◆ **Aim of the exercise**
Scan the entries for the string "JSON" and give the number of lines that have it, nothing further.

+ + + + + + +

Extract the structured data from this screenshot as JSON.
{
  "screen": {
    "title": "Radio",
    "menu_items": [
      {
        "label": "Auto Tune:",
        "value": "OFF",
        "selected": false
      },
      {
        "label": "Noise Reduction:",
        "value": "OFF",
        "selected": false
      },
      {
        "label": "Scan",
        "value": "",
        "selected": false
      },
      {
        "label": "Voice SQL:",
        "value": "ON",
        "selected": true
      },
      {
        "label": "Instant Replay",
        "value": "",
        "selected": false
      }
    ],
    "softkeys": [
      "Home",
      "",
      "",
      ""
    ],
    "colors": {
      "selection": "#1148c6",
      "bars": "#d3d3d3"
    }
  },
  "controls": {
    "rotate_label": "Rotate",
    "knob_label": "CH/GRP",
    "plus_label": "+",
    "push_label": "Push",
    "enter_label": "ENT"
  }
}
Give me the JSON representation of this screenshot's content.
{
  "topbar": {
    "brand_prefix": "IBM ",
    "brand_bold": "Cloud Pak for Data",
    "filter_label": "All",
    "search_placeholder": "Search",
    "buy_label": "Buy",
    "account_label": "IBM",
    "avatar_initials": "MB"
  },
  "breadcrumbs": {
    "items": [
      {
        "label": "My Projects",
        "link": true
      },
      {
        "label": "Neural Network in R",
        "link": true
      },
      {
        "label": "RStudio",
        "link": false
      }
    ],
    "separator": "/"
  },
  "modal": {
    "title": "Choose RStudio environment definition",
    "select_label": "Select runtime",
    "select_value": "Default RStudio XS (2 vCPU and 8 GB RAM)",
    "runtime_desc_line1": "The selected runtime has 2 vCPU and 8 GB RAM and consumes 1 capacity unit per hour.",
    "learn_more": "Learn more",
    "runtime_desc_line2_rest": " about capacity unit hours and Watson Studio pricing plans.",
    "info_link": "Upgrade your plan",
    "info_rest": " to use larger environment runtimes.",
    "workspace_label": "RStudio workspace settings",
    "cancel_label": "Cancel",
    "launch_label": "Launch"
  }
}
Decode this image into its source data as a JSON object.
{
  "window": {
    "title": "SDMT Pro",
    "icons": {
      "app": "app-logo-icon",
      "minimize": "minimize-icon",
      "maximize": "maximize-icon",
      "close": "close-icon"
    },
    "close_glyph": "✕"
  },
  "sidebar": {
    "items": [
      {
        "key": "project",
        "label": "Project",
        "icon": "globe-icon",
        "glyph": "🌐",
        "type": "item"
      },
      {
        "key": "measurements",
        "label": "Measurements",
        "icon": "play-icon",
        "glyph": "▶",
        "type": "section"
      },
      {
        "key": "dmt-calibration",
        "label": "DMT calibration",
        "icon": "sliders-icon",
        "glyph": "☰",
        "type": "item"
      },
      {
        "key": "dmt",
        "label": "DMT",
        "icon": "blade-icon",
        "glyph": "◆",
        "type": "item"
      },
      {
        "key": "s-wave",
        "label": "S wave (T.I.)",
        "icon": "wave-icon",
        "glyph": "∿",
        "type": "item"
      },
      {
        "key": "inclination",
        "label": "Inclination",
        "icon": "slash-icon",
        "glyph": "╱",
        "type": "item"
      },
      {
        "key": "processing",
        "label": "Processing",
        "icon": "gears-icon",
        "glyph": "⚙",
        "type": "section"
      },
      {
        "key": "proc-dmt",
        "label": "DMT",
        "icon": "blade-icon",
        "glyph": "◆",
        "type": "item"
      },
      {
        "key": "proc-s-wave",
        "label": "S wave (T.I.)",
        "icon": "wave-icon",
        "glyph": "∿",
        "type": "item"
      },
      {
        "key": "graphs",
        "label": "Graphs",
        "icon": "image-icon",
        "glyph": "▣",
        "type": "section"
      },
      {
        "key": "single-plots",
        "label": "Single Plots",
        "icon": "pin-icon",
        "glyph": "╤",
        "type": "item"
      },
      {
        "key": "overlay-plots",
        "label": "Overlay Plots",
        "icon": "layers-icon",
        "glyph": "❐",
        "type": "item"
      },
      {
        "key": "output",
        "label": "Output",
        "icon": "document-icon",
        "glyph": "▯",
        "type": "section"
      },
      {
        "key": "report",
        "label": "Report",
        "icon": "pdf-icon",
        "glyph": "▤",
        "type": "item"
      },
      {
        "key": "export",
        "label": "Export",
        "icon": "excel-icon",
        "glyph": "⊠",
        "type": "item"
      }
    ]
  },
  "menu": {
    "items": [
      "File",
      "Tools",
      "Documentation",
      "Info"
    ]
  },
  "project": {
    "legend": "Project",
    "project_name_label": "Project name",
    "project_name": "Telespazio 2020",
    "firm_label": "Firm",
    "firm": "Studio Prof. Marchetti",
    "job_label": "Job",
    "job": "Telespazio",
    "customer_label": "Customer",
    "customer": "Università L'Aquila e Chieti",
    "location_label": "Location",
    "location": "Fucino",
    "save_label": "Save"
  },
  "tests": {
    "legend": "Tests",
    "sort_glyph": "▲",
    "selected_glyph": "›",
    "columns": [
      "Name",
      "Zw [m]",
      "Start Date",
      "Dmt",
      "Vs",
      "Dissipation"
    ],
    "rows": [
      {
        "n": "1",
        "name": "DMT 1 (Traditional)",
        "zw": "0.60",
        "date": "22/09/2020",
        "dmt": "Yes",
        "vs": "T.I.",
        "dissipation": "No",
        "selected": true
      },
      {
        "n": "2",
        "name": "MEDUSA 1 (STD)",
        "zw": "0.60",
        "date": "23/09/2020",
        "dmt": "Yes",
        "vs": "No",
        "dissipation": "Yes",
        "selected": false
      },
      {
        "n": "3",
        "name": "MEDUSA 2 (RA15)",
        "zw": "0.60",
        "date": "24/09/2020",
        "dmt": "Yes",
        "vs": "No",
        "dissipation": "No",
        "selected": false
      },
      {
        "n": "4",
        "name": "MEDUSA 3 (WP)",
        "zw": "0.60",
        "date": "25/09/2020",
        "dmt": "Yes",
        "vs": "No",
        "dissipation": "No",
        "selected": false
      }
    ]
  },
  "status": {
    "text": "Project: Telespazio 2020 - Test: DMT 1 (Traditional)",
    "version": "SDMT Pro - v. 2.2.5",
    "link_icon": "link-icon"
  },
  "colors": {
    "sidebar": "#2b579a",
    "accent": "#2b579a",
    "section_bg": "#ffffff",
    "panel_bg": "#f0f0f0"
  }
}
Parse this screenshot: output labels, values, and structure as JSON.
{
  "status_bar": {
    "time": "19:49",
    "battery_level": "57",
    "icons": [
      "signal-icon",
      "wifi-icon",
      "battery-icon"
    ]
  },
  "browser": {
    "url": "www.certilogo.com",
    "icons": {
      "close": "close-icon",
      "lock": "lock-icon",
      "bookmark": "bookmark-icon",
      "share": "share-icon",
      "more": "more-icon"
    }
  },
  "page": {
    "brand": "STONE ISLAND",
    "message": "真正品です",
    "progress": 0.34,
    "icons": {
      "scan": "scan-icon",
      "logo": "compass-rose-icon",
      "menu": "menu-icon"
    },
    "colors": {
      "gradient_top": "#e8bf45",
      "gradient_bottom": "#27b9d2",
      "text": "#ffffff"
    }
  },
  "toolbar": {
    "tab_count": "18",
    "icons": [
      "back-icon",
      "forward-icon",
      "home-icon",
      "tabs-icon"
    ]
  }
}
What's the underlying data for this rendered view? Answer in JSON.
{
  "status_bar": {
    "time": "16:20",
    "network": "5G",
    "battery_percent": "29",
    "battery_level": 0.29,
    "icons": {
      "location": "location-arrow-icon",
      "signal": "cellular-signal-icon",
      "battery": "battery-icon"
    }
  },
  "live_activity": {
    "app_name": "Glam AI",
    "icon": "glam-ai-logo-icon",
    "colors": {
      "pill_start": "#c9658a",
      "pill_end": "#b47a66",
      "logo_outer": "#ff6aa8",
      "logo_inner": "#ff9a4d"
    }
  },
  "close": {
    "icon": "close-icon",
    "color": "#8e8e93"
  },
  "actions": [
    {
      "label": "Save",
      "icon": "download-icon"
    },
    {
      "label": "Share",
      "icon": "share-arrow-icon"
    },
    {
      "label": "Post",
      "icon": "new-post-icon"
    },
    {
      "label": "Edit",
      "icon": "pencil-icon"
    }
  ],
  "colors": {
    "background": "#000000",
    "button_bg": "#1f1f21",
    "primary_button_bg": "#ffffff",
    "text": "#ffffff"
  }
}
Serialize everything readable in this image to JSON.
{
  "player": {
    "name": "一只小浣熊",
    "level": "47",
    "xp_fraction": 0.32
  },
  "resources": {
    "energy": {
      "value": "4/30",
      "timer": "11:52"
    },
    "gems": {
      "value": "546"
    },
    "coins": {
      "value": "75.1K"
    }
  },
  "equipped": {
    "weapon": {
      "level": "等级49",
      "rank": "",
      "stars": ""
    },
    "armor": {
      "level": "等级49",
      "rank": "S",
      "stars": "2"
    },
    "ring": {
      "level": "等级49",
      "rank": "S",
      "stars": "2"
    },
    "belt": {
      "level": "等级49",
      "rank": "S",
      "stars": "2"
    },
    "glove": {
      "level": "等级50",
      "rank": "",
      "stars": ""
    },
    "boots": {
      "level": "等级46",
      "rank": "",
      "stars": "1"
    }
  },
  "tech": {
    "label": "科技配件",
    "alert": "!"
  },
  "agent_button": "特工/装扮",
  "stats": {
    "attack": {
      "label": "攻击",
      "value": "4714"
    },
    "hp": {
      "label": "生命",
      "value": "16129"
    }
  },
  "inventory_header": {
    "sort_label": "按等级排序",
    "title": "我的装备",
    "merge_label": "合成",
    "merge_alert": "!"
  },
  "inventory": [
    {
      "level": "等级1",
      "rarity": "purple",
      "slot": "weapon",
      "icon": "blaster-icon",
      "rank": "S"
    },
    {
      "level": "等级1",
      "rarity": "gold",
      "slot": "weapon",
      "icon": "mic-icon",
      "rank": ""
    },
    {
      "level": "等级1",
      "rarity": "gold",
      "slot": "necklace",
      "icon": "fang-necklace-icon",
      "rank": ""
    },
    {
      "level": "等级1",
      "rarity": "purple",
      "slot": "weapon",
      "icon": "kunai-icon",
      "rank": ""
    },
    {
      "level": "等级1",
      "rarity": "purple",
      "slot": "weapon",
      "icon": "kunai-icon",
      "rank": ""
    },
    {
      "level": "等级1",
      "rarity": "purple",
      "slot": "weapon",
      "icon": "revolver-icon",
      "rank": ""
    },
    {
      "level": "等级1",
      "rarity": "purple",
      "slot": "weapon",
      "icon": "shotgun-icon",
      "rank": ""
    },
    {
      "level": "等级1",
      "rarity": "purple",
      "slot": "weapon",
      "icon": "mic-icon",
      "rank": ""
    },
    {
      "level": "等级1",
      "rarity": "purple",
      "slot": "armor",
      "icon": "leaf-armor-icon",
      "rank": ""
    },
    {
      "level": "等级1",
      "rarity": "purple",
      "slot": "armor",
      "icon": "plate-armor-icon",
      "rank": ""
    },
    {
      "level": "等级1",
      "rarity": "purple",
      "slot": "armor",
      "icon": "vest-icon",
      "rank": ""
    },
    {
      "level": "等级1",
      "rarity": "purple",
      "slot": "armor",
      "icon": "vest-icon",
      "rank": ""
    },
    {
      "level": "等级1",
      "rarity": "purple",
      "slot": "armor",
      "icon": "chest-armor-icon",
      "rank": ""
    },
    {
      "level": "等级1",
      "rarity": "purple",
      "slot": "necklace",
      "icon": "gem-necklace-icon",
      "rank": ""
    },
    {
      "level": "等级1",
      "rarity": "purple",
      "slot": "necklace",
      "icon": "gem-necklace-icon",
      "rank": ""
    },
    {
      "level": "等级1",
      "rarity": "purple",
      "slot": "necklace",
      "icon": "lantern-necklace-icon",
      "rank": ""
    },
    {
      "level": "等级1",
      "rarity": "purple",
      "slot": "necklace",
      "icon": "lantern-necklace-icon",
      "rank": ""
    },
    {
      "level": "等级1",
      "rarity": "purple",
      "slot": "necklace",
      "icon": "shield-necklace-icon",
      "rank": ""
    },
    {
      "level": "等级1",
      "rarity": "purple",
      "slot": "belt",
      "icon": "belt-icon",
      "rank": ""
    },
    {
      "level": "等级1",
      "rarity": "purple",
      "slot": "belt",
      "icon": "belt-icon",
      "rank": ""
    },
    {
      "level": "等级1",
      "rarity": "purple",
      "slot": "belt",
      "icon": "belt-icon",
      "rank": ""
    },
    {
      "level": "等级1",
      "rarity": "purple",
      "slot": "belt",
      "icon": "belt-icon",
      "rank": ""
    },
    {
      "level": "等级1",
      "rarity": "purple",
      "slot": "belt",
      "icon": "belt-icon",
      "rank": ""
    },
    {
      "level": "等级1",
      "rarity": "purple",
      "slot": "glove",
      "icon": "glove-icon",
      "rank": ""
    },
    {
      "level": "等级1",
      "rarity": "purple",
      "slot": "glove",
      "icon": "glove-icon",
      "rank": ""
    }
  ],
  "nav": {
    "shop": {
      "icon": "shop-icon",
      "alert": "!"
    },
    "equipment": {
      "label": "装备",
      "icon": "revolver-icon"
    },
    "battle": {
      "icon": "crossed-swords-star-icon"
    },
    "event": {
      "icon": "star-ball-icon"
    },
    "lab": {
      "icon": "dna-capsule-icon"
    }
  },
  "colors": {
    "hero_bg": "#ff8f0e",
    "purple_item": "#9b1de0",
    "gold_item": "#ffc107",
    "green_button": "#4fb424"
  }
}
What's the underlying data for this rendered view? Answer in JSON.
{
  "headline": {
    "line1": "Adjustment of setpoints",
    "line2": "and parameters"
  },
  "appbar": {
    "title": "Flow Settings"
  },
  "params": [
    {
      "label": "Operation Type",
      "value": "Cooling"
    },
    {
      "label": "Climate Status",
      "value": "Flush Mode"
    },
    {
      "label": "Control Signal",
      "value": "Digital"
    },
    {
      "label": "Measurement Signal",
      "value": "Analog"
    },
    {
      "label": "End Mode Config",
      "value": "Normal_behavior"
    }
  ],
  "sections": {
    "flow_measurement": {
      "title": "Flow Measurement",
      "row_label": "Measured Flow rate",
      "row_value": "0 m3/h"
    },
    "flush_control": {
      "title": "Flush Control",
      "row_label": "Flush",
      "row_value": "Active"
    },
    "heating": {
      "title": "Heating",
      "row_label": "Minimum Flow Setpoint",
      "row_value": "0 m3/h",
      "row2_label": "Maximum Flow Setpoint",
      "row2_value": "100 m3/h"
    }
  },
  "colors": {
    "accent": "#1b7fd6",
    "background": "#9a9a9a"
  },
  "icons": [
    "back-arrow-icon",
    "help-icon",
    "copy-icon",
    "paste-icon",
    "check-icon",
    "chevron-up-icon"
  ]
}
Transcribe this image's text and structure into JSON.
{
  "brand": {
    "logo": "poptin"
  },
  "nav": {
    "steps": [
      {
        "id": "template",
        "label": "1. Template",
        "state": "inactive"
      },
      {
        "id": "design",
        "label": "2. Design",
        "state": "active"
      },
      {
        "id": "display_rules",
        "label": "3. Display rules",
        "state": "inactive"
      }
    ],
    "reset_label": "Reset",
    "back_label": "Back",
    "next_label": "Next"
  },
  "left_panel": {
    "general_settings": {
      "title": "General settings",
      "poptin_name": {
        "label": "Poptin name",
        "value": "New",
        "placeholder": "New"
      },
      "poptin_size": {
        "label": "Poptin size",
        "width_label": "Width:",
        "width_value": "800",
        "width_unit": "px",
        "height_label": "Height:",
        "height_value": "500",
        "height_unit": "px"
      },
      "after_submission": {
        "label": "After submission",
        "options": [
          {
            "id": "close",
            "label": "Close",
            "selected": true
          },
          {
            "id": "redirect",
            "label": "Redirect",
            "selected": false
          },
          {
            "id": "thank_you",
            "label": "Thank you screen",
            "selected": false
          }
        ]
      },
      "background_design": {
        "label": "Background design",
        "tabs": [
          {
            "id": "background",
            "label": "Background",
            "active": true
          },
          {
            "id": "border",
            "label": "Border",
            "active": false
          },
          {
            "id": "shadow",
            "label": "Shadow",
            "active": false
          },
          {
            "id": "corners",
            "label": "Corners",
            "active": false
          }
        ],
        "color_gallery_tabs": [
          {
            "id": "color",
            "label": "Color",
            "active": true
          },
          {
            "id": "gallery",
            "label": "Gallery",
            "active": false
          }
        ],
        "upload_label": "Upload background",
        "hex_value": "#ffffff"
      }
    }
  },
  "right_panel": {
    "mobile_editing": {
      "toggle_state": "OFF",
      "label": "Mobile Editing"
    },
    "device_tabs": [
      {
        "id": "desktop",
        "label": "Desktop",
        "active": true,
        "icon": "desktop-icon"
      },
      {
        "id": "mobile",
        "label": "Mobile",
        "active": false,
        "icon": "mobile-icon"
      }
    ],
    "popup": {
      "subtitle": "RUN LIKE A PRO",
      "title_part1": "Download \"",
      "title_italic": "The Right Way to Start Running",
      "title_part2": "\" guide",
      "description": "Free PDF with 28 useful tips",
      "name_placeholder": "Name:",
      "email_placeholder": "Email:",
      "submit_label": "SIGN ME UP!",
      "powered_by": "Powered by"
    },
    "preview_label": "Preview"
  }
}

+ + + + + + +

◆ **Exercise output**
8